2. Provide a platform for service users to perform/showcase their talent as part of the artistic programme whilst also providing service users with the opportunity to support the planning and delivery of the event through a number of voluntary roles. Through this, we would ensure that there was a high level of service user involvement/representation.
3. Create an all-inclusive, family friendly event for the local community that featured free workshops and performances in an accessible, central location.
4. Work in partnership with local creative organisations and support agencies to create an event that catered for/met the needs of the target groups.
5. Provide high quality arts engagement through utilising local creative talent.
The festival was a great success, bringing together 12 different creative organisations and wellbeing providers to deliver a total of 11 workshops and 21 performances throughout the day. With a total attendance of over 2000 people, the event was well attended and much larger than the 700 or so that had interacted with the event via social media prior to the day. This can largely be explained by the proximity to the town centre and city parks, which enabled us to capture a different audience and the good weather.
Overall, audience feedback was constructive and encouraging, suggesting we have succeeded in our aim to bring people of Southampton together for a day of entertainment, engagement and positivity. We have been pleasantly surprised by the enthusiasm of the festival-goers and their willingness to participate in and enjoy the events of the day. Highlights for attendees included the diverse range of performances and workshops on offer, the atmosphere and feel of the event and the collaborative nature of the event.
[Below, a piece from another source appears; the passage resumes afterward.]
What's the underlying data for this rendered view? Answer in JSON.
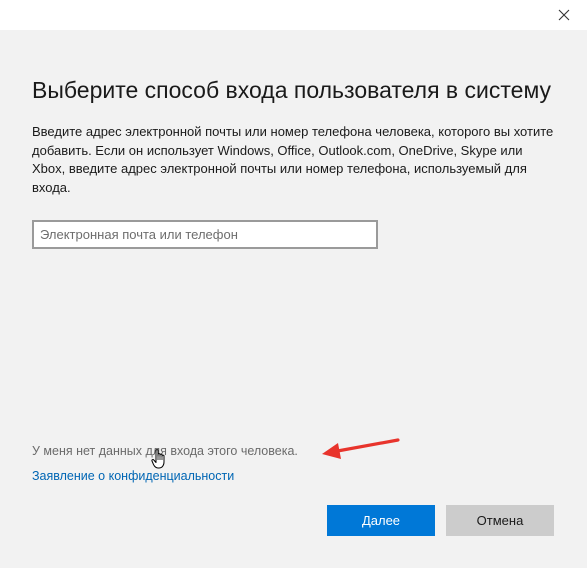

“Seeing the superb show about autism and learning about the flow observatorium was gamechanging for me, both in terms of how I view my neuroatypicality and how I view art as a way of communicating about it – a very valuable experience.”
– Carrie, performer